How can civil society groups and charities apply narrative work in practice? Based on our work with migration groups in the UK during the pandemic, we believe a crucial step is more narrative synergy between organisations that share the same values.
Have you ever looked closely at a detailed painting and then slowly stepped back to see the picture take shape and come alive before your eyes? It’s a magical feeling when the smaller component parts complement each other and align to create a unified whole. This is what happens with an intricate mosaic, where small individual tiles collectively merge to create an image that is striking to behold.
The same synergistic principle applies to narratives. We communicate by sharing our messages and stories, but it is their accumulation over time that form lasting, memorable narratives. When we communicate strategically we need to think not just about how we craft our own message, but also how we are adding to a greater whole and strengthening shared narratives in the process. In short: to be strategic we need to be synergistic.

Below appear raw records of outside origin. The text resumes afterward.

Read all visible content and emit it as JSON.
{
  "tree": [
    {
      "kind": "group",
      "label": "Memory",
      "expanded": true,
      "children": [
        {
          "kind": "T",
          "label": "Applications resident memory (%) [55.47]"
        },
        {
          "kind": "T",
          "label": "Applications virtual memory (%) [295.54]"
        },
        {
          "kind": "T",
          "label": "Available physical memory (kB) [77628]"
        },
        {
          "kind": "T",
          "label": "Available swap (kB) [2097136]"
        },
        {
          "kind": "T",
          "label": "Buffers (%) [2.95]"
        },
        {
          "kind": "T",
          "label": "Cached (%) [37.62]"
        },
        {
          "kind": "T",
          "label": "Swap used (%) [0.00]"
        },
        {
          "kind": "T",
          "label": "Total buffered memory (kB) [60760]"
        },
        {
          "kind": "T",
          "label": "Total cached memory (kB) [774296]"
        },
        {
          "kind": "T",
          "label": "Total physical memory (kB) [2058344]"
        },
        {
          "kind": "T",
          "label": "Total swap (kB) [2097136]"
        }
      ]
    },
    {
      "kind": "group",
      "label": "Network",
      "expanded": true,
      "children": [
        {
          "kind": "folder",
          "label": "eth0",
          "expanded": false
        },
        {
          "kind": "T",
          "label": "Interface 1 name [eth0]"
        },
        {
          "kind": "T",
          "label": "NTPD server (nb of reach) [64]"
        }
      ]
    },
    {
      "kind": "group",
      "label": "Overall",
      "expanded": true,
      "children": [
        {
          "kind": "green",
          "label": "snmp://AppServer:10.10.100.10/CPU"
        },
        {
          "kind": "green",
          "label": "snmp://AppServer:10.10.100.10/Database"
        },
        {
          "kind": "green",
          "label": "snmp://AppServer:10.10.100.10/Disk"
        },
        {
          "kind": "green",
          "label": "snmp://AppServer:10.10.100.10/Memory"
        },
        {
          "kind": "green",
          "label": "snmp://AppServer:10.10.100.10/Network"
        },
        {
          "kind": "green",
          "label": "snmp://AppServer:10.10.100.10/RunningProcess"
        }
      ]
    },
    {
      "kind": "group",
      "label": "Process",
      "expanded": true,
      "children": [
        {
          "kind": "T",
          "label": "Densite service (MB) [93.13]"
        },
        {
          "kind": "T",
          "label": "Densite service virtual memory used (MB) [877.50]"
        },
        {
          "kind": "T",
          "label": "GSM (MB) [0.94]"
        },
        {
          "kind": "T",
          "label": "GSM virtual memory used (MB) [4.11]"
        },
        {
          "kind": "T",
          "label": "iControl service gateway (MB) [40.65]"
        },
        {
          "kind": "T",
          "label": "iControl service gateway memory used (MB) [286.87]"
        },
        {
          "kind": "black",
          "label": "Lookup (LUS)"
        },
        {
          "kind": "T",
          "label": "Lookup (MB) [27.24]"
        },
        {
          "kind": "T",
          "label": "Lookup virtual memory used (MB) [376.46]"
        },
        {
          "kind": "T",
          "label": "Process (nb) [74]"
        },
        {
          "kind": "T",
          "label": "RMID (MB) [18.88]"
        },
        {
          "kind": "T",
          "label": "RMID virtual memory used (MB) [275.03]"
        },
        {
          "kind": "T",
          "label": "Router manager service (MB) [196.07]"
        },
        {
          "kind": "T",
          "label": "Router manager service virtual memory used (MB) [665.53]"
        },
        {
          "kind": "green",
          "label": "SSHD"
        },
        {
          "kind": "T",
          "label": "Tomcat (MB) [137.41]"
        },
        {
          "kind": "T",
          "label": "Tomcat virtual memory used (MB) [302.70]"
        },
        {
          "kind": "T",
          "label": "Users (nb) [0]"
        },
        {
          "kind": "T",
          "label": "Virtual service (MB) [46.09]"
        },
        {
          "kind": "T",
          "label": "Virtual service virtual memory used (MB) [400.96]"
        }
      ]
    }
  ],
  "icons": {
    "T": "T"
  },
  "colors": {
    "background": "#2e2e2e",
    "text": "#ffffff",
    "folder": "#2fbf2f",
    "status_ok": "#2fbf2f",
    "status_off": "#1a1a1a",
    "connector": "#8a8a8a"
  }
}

As the Narrative Initiative writes:
“What tiles are to mosaics, stories are to narratives. The relationship is symbiotic; stories bring narratives to life by making them relatable and accessible, while narratives infuse stories with deeper meaning.”
If communications work is about crafting the right kinds of words, visuals and feelings to get a message across, then strategic communications is about stepping back and thinking about the big ideas, attitudes and behaviours we want to shift. This means thinking not just about promoting the work of our own organisation, but choosing the right stories to tell about what is happening in the world today. This means communications based more around moments than on campaigns.
These reflections are based on recent work with Unbound Philanthropy and Migration Exchange during the pandemic to help activist groups apply narrative messaging around Covid-19 produced by communications experts such as Anat Shenker-Osorio, PIRC, Frameworks Institute and IMIX to their daily work.
Creating new, striking narrative mosaics requires as many people as possible offering up the same sorts of ideas, creating images that bring to life our shared values and exchanging stories that reflect our worldview.
We have designed a messaging house to help guide this process, drawing on the idea of a Larger Us developed by Alex Evans at the Collective Psychology Project as a way of articulating what unites groups working on human rights, environment, poverty, racial justice and others in common cause.
This messaging house contains simple “common sense” ideas that we can all repeat over and over again, and bring to life in stories, videos, drawings and graphics. Rather than asking every group to use shared branding or slogans, we instead invite everyone to inject a little bit of the spirit of our shared worldview into their work.
Getting the wording of our messages right is important, but communications is often about more than words: it is about images, stories and emotions stirred by cultural products.
Five principles for creating narrative mosaics with strategic communications
There are five principles we’ve learnt from mosaic-making that help us to get to the heart and soul of strategic communications:
Principle 1: We need to unite around shared messages that capture the spirit of our communication. It takes many different tiles to make a mosaic. If all our tiles relay conflicting messages, our tiles will simply form a blur from which no narrative emerges. Only by constantly reinforcing a complimentary, shared worldview with stories and frames on a daily basis can we make our narrative salient enough to stand out.
Principle 2: We need to capitalise on key moments that arise — tapping into the zeitgeist, rather than purely relying on engineering the focus. Mosaic-makers innovate all the time. We need to be open to raising up what works and what resonates in response to key moments.
Principle 3: We need to build up powerful bonds of reciprocity. Building a mosaic is about elevating and building on motifs that work, and generating new, iterative content as a result. Reciprocity builds strong supportive networks, helps to further the message of a Larger Us and demonstrates that we are making progress together.
Principle 4: Apply the rule of thirds. There is sometimes magic to be found in placing the subject off-centre, resisting the urge of pushing problems to the front and centre.
Principle 5: We need to accumulate multiple stories and messages. Mosaics are created by adding together multiple smaller parts, some of which are plain and reinforcing, some peppering our communications with bursts of creative inspiration. Sometimes we need to experiment many times over to hit upon a powerful message that truly resonates. Everyone can add their tile to the narrative mosaic, even by retweeting another post or asking your supporters share some positive news.
Do read the full Medium article to find out more about each of these principles, and to explore the practical steps you and your organisation can take to create narrative mosaics!